**Instructions for the task:** Across the entries below, work out how many lines contain "active". Please give the number only.
┌────────
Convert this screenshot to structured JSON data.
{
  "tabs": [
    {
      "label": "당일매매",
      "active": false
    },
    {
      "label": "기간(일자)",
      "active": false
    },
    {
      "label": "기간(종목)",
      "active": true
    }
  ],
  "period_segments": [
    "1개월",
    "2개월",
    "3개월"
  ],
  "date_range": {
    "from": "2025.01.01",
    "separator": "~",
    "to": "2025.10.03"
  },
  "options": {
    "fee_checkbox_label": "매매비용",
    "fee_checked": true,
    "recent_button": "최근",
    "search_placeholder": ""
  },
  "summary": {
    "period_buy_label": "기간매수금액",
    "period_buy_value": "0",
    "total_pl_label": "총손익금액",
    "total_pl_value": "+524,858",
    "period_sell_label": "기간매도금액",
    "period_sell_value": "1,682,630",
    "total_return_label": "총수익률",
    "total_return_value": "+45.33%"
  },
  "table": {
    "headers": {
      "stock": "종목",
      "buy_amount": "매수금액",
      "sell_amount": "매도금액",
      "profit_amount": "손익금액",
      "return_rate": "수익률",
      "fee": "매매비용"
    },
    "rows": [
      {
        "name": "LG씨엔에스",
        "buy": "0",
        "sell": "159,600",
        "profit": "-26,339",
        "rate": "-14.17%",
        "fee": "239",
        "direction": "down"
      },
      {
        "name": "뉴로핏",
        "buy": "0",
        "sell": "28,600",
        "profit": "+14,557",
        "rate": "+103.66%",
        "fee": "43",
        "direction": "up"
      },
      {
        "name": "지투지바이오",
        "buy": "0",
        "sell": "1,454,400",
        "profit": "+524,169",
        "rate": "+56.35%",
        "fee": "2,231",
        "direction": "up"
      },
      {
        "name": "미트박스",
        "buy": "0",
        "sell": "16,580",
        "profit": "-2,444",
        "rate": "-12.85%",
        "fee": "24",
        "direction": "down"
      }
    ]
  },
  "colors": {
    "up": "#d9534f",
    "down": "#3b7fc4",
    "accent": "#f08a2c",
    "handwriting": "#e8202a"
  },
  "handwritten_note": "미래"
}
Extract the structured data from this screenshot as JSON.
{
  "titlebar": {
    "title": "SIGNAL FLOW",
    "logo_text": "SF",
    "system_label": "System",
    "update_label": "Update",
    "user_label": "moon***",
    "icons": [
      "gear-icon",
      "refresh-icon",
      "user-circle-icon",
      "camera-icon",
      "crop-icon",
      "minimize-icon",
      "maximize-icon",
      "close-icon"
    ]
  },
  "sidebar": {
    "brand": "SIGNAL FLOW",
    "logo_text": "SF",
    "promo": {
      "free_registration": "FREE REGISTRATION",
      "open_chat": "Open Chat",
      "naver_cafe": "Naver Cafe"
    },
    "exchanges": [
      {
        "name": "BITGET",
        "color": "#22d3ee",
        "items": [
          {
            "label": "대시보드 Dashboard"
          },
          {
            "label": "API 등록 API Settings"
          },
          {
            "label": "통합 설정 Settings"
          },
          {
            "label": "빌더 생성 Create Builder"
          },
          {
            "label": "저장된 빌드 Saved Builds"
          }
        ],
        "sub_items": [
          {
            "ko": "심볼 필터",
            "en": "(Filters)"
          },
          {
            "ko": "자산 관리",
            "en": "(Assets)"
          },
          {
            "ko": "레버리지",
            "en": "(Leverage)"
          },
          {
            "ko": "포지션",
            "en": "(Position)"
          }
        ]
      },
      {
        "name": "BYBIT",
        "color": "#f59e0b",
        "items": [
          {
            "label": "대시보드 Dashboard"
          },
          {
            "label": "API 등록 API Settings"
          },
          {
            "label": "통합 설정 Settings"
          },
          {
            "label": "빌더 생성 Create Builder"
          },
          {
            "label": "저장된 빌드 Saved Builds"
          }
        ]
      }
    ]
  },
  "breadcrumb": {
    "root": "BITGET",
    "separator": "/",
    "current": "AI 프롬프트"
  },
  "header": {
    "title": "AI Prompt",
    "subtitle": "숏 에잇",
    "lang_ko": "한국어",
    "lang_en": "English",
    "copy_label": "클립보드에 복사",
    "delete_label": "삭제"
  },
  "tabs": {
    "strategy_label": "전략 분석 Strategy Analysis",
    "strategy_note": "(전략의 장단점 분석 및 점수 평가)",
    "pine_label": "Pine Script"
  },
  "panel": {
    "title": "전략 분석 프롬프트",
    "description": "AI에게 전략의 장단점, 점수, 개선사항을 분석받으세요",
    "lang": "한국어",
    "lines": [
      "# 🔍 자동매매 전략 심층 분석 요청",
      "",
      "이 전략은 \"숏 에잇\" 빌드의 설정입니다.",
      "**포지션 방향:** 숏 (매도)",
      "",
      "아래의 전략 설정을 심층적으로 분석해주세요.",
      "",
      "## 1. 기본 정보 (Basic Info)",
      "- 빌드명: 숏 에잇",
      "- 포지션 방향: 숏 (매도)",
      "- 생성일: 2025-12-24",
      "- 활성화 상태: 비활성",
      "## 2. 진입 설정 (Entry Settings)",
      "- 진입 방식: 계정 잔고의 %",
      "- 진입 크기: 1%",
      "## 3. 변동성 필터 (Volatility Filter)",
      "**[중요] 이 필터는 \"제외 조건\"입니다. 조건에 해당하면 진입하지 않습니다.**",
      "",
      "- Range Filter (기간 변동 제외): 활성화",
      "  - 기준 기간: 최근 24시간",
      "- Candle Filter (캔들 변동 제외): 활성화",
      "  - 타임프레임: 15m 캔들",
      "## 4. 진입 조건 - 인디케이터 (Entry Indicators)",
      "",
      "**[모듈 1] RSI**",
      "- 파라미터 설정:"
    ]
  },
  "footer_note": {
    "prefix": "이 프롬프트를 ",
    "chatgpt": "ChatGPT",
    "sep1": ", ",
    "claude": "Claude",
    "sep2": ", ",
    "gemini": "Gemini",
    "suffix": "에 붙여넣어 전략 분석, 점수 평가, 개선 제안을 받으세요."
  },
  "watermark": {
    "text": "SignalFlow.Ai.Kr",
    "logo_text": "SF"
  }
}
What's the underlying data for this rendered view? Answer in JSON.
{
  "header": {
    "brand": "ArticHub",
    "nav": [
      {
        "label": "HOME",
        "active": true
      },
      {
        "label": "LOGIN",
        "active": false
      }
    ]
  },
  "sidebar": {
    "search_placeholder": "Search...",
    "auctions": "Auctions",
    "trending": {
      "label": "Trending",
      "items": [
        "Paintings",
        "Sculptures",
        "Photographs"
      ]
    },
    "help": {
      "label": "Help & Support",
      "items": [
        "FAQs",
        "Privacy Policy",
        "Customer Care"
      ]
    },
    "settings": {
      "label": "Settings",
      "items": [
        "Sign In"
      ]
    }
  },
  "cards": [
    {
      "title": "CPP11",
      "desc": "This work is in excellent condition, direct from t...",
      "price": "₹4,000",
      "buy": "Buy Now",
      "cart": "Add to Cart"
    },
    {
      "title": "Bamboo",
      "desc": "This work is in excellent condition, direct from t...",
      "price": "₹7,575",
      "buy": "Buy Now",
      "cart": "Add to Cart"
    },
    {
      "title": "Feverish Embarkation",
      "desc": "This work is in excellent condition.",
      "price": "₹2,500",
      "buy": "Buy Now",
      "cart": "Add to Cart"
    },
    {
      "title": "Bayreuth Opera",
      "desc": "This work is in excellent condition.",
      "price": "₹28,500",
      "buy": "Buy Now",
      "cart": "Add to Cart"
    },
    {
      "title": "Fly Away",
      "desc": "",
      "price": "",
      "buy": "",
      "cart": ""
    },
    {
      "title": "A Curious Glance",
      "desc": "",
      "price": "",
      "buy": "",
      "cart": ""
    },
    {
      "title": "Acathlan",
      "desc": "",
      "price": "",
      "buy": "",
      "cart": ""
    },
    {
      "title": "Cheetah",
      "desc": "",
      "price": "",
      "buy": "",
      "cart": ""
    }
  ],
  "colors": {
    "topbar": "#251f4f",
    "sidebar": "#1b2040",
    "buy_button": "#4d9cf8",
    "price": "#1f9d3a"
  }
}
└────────
**Solution to the exercise:** 5